We're often not aware of the things we're doing that increase worry and anxiety. Habitually and consistently watching the news or mindlessly scrolling social media, for example, takes a toll on us, whether we realize it or not.
The more we focus on scary or upsetting things that are beyond our control, it just makes sense that we will feel more anxious. It can make us feel powerless and it puts our nervous system on high alert. It then gets stuck there as worried thinking takes over.
Initially, worry was something your mind started doing to try to help you feel more in control and to ease your emotional discomfort.
Even if, over time, worry has caused suffering for you, the mind's initial intention was to be helpful and protective.
It took on the job of planning, plotting things out, imagining worst-case scenarios – always wanting to feel prepared for what may come. It is constantly looking for a sense of safety, and sometimes worrying meets that need.
You’ve given your mind something to do – to dwell and guess what comes next. But your mind can’t figure things out – that’s not possible. The mind is simply pulling from what it knows, what it has conditioned and programmed into it, and adding on some of what is actually going on. It will then start making up stories about what the future holds.
But that would be like saying you are intentionally beating your heart, digesting your food, or healing the cut on your hand. All these things are happening to you, but it’s not because you’re intentionally directing them.
It is the exact same thing with worried thinking. It is happening TO you in that it is not a conscious choice.
We cause suffering for ourselves when we allow our habit of worry to go unchecked.
We rob ourselves of the peace that actually exists in the present moment.
And we live out our worst fears in our minds, causing us to experience the very thing we’re worried about, or even terrified of, experiencing.
Worry can range from feeling uncomfortable to being debilitating. If you allow yourself to stay in a state of stress, with stress hormones pumping through your body, it negatively impacts every system that is vital to your health and well-being.

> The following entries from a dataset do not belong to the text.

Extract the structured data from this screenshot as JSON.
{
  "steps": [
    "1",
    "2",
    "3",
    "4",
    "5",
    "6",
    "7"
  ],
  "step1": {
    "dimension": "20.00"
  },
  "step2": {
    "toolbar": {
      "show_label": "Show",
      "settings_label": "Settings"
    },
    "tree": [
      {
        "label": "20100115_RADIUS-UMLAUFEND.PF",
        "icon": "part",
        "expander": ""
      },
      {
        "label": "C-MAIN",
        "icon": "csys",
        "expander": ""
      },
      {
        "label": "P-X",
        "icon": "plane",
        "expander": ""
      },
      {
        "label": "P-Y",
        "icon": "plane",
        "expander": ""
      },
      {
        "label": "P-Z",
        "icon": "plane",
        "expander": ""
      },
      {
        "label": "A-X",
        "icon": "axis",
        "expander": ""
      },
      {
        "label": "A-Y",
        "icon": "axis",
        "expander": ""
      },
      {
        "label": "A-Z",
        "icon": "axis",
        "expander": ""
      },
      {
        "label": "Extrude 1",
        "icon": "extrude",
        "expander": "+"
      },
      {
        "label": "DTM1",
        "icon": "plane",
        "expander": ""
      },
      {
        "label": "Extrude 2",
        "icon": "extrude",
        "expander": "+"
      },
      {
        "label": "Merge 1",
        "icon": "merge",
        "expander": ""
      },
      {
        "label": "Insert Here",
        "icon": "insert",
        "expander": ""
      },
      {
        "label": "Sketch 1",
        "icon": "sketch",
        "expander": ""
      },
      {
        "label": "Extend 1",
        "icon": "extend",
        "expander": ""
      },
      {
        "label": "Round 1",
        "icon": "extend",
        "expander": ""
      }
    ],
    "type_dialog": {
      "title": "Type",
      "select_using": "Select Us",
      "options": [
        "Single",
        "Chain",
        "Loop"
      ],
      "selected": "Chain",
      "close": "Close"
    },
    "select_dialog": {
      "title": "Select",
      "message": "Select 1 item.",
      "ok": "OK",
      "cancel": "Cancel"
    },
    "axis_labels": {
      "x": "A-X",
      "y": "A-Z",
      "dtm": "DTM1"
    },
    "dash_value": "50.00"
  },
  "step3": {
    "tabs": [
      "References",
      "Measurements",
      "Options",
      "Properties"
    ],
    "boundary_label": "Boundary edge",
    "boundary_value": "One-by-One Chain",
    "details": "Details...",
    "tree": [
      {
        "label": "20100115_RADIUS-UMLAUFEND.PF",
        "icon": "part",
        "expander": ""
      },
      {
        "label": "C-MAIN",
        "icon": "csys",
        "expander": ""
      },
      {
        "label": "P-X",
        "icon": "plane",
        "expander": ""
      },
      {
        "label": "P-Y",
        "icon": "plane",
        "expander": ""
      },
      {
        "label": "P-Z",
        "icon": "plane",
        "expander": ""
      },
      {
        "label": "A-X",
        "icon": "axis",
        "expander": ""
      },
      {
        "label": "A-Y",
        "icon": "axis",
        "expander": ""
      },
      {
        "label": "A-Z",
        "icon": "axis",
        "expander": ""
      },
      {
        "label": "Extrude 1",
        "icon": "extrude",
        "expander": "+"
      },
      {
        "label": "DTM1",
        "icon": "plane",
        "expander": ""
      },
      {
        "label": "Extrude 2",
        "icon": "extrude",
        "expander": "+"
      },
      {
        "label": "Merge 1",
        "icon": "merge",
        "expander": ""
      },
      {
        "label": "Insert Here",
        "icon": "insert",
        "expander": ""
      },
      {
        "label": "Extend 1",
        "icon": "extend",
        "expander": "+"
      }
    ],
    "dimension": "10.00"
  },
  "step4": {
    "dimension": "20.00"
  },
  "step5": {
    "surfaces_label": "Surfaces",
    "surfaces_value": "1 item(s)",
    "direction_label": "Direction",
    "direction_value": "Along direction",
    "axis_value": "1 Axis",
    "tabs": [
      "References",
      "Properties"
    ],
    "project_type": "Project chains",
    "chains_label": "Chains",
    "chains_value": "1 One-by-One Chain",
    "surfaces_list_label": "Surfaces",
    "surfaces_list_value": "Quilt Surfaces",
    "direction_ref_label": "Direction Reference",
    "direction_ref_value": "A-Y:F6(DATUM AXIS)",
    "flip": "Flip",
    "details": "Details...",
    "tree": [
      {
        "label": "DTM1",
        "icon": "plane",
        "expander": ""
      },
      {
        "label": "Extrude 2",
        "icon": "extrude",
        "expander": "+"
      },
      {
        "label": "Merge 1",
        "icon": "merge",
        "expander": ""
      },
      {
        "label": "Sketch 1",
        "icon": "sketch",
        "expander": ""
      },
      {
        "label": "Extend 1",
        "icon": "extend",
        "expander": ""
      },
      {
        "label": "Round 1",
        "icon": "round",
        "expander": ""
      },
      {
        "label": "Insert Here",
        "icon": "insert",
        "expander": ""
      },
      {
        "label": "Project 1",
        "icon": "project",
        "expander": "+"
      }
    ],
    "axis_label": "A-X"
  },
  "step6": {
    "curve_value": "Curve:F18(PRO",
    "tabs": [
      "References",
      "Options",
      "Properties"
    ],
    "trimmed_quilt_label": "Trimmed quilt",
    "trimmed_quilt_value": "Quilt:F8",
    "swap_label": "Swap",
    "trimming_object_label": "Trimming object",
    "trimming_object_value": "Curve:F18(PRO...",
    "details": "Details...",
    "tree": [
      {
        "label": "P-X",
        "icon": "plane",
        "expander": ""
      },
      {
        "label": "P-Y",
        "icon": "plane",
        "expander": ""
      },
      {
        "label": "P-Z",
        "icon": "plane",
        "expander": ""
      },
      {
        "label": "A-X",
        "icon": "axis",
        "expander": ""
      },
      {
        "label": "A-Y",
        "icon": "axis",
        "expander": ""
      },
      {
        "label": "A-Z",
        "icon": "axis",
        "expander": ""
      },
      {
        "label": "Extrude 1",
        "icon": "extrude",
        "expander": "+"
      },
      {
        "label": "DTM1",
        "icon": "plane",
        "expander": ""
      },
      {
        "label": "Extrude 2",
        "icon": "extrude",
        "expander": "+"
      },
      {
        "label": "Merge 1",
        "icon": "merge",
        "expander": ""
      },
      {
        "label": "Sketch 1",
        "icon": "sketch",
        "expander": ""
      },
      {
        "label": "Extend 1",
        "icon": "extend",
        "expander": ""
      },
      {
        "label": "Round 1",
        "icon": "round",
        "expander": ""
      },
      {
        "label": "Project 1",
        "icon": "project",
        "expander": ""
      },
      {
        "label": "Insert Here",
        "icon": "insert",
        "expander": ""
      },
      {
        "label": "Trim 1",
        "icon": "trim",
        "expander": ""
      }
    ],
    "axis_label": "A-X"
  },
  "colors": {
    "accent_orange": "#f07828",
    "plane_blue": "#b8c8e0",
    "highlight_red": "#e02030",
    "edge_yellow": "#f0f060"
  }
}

And beyond that, you can’t feel love, joy, or a healthy connection with others when your mind is in survival mode. It’s just not possible.
People often say that they know it’s not helpful to worry but that they can’t stop. You can! It’s a choice. But that’s not to say it’s not a difficult habit to break. You are pulling away a barrier, a defense mechanism you have likely used for a long time to cope with uncomfortable feelings.
Ask yourself, “do I want to continue to let my nervous system be negatively impacted in this way?” When your body is in stress-mode (which is what is happening when you worry), you remain in survival mode. Your body is on high alert, meaning it is unable to move to “Rest + Digest” mode or do all the things that keep us healthy.
What can you do when you notice yourself falling into worry? First, try to acknowledge that it is your mind doing what a mind does. Remind yourself that it can't figure out the future. It will just tell scary stories in an effort to prepare you for the worst.
Getting caught up in a cycle of worry keeps us trapped in survival mode and limits our ability to experience positive emotions, like joy, hopefulness, confidence, enthusiasm, and more.
Worry is not who you are - it is just a habit that keeps you stuck. You CAN make changes that will allow you to feel more peace of mind and a heightened sense of wellbeing!
Learn More about Core-level Coaching
Learn more about Bobbi Beuree, Nova Scotia-based Coach + Facilitator
Bobbi Beuree, Certified CAN Coach + Facilitator is located Nova Scotia and provides interactive 1:1 coaching services, as well as group coaching events.